Content starts

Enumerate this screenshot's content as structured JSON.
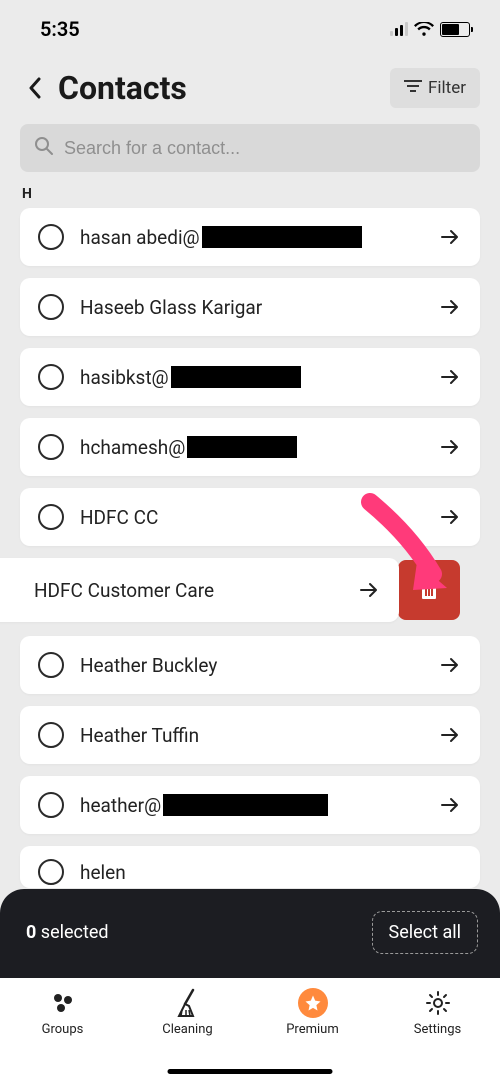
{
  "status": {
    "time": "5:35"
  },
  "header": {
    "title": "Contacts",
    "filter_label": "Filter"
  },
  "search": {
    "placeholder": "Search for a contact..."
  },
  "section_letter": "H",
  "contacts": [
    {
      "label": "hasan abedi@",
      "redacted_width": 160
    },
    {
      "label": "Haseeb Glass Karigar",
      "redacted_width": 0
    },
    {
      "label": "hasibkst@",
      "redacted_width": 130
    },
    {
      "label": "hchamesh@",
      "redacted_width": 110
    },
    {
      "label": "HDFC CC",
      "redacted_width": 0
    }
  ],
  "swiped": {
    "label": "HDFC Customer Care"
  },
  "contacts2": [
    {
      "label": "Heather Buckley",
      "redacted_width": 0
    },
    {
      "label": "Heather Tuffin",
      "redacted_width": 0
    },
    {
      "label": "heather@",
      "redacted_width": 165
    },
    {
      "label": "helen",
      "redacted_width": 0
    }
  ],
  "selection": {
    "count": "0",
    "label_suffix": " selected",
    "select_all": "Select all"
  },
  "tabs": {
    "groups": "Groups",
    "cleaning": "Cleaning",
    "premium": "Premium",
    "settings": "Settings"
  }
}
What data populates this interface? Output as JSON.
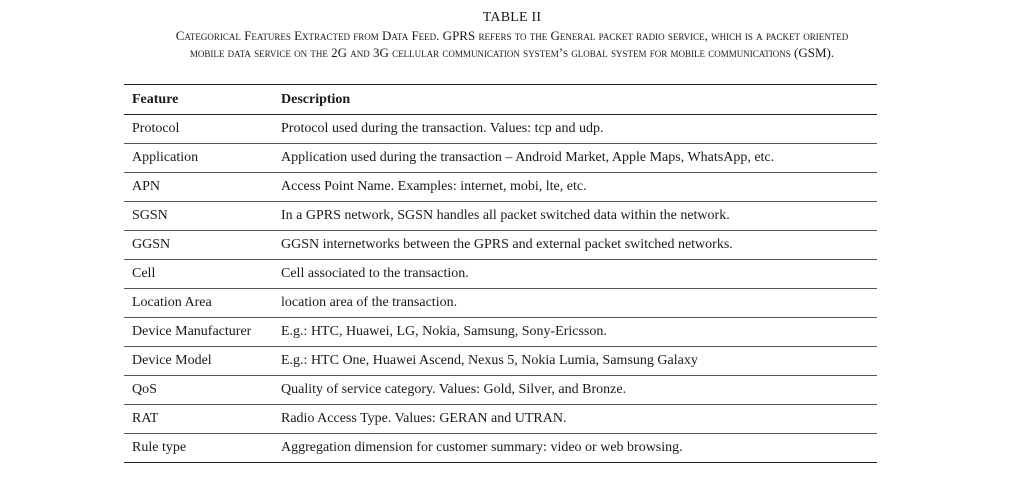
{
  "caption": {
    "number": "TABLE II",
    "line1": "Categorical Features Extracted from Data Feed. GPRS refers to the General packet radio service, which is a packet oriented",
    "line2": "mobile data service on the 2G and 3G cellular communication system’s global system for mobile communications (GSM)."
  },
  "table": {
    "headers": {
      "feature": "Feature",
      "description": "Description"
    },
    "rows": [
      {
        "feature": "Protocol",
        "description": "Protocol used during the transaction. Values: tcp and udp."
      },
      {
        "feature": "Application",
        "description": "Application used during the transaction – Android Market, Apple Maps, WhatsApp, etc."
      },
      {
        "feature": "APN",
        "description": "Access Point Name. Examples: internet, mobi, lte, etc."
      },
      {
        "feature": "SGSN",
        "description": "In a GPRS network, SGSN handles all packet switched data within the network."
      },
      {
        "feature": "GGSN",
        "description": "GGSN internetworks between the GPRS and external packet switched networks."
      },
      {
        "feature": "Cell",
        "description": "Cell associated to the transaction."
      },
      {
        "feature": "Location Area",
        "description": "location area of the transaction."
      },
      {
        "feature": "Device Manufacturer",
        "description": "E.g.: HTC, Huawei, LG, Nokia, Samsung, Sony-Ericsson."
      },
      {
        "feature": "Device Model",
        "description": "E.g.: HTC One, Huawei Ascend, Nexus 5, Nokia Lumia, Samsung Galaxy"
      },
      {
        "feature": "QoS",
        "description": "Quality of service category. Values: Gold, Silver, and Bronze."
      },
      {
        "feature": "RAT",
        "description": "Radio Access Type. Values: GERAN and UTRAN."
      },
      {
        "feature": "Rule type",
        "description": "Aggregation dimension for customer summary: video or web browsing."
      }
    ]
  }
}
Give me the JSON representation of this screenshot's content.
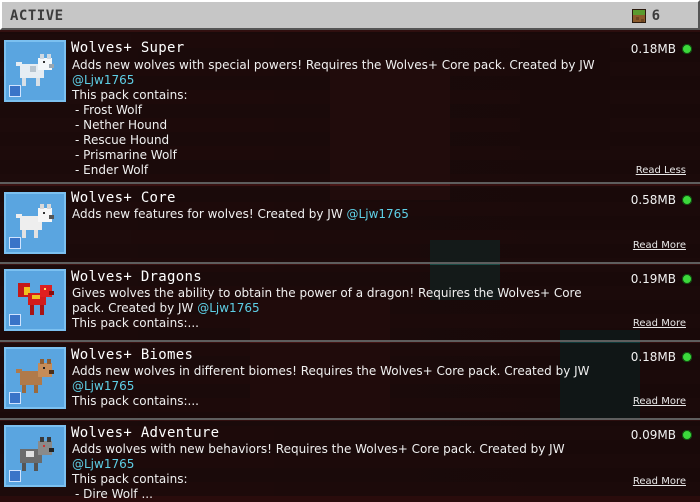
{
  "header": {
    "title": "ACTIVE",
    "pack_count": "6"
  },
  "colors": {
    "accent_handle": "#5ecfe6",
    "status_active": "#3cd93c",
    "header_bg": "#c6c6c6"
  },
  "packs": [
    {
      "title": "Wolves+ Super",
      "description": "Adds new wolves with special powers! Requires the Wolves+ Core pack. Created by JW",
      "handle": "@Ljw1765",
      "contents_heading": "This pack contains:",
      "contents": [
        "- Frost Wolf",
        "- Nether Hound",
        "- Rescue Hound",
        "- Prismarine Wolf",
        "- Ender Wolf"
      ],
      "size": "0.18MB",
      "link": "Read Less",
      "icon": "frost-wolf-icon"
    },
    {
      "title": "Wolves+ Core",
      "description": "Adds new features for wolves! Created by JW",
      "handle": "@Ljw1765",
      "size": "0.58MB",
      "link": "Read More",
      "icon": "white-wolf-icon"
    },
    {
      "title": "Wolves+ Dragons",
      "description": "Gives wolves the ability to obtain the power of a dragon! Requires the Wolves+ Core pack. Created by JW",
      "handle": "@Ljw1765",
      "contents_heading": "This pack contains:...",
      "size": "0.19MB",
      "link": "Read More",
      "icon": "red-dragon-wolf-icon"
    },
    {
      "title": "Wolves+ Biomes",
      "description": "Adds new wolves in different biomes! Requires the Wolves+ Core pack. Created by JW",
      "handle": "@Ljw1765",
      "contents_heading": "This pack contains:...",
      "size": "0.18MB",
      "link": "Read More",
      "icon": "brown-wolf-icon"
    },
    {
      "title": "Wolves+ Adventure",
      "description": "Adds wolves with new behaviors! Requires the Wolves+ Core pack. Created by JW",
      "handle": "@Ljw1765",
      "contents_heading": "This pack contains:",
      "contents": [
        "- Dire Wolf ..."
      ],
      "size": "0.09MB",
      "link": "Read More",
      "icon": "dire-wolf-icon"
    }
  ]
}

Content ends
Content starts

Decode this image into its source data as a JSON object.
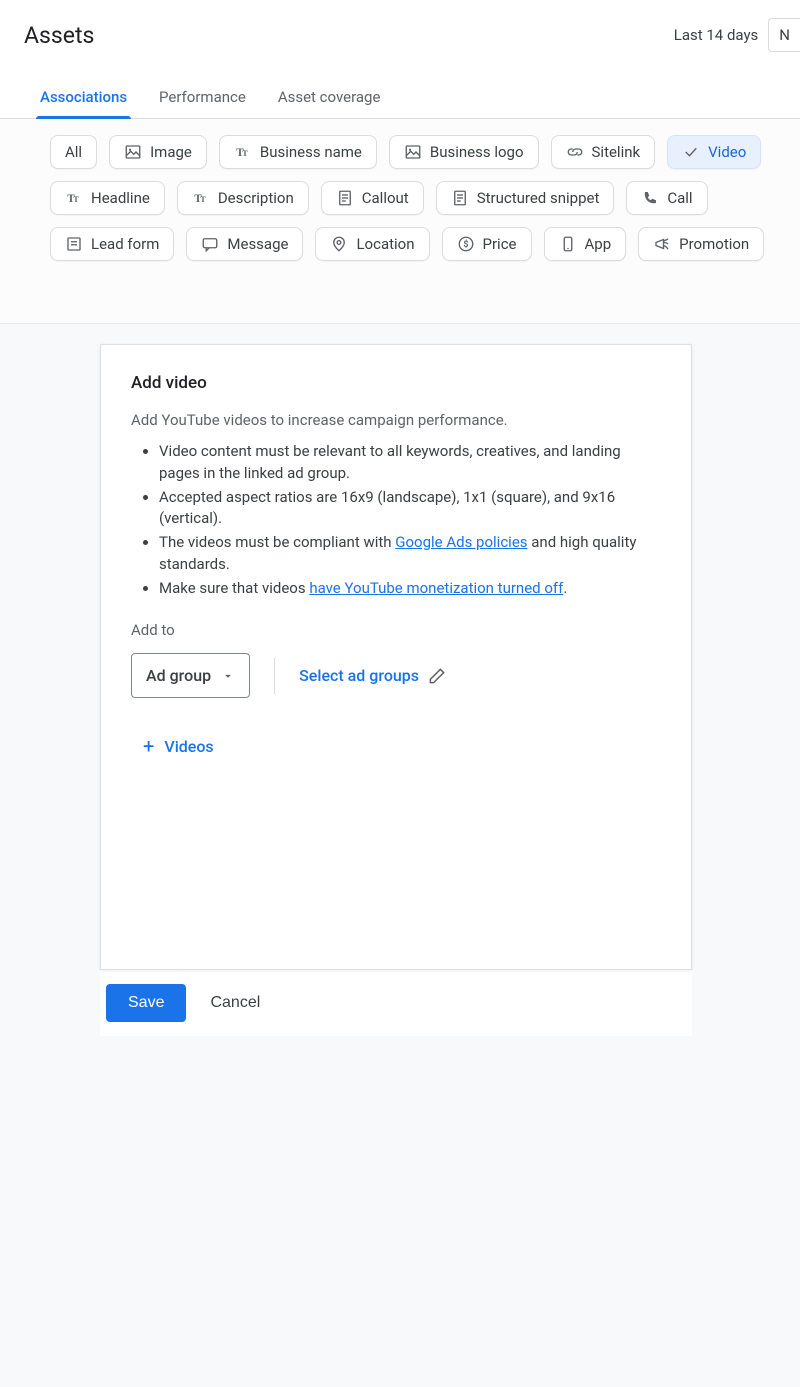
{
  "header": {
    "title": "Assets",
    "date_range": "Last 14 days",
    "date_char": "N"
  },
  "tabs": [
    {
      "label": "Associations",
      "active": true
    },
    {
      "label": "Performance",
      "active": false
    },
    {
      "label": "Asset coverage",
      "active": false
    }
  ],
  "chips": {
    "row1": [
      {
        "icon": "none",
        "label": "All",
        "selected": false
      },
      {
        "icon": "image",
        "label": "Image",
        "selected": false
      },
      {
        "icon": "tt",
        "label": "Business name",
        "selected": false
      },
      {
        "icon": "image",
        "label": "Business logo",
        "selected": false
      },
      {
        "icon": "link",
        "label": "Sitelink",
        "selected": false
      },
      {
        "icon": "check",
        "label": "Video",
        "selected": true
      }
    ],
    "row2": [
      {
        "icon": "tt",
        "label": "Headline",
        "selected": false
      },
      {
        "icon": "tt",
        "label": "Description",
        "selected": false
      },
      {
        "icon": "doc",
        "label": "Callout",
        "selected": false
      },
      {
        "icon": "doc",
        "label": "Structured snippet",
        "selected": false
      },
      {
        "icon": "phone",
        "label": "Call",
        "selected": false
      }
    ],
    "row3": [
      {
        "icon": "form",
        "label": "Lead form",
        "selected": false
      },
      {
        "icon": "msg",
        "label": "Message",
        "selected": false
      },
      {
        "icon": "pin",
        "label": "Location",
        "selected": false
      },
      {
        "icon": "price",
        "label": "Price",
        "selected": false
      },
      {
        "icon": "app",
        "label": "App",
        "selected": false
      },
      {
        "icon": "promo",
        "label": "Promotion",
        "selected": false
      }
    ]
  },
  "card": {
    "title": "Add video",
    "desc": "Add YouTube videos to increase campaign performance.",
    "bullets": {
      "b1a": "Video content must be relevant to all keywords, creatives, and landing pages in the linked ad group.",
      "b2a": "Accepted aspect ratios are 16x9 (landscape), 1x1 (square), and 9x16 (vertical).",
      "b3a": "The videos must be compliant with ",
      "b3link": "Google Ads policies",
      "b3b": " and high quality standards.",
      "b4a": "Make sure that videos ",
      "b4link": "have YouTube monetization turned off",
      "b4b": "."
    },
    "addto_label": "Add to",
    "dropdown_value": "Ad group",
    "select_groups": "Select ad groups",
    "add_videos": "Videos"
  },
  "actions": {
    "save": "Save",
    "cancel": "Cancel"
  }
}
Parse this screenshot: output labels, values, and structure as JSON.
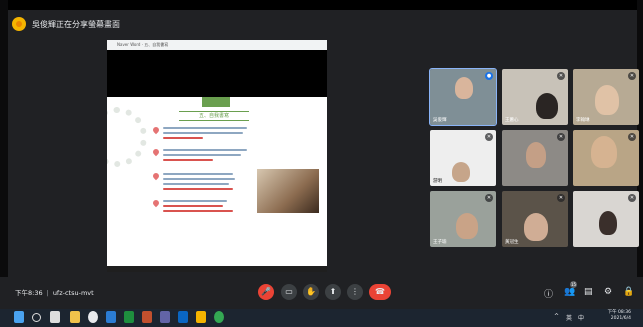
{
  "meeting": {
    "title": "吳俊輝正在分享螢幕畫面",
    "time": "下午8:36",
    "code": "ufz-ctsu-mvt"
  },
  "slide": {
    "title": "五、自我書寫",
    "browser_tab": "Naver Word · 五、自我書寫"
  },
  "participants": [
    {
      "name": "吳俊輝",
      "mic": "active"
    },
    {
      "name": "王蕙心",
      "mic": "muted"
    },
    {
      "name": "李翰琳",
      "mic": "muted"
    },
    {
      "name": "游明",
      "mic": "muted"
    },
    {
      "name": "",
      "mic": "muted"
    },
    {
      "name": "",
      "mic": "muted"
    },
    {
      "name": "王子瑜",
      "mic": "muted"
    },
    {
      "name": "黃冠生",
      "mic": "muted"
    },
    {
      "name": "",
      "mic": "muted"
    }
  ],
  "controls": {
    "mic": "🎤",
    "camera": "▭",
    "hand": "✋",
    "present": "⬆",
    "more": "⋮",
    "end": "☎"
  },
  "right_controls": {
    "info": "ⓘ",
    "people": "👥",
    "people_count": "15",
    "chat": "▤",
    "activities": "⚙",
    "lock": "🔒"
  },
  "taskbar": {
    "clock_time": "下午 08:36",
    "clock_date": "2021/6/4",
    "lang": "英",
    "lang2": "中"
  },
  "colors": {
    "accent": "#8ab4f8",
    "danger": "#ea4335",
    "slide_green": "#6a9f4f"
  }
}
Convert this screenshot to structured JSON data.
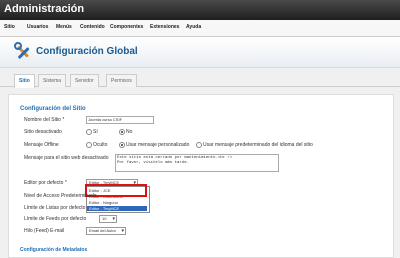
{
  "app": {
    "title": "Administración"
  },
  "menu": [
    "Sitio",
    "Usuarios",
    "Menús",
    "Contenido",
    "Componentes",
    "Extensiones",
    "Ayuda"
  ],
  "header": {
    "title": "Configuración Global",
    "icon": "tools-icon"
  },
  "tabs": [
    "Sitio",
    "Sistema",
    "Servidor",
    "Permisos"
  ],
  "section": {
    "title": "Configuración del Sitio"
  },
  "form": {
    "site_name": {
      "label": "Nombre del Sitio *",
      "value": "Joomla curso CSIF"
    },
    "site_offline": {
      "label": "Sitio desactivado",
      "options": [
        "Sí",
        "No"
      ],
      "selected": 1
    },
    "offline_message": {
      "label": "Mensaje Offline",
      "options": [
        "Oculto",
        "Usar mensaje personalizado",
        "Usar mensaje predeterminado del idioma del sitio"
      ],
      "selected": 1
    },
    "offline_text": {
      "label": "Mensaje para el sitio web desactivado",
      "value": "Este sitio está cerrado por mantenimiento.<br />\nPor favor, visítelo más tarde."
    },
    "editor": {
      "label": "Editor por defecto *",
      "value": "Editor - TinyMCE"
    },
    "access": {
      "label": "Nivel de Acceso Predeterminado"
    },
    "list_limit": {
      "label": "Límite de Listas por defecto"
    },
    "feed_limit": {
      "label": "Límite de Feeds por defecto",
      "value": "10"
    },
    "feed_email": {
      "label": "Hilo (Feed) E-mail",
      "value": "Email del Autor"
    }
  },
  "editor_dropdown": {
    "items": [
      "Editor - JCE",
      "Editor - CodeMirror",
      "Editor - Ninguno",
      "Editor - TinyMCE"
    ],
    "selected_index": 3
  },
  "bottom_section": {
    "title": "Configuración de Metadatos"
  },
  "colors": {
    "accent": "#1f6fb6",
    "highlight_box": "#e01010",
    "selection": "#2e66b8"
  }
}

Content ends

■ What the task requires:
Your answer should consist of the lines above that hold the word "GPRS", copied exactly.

■ Completed task:
    "line1": "Categorical Features Extracted from Data Feed. GPRS refers to the General packet radio service, which is a packet oriented",
        "description": "In a GPRS network, SGSN handles all packet switched data within the network."
        "description": "GGSN internetworks between the GPRS and external packet switched networks."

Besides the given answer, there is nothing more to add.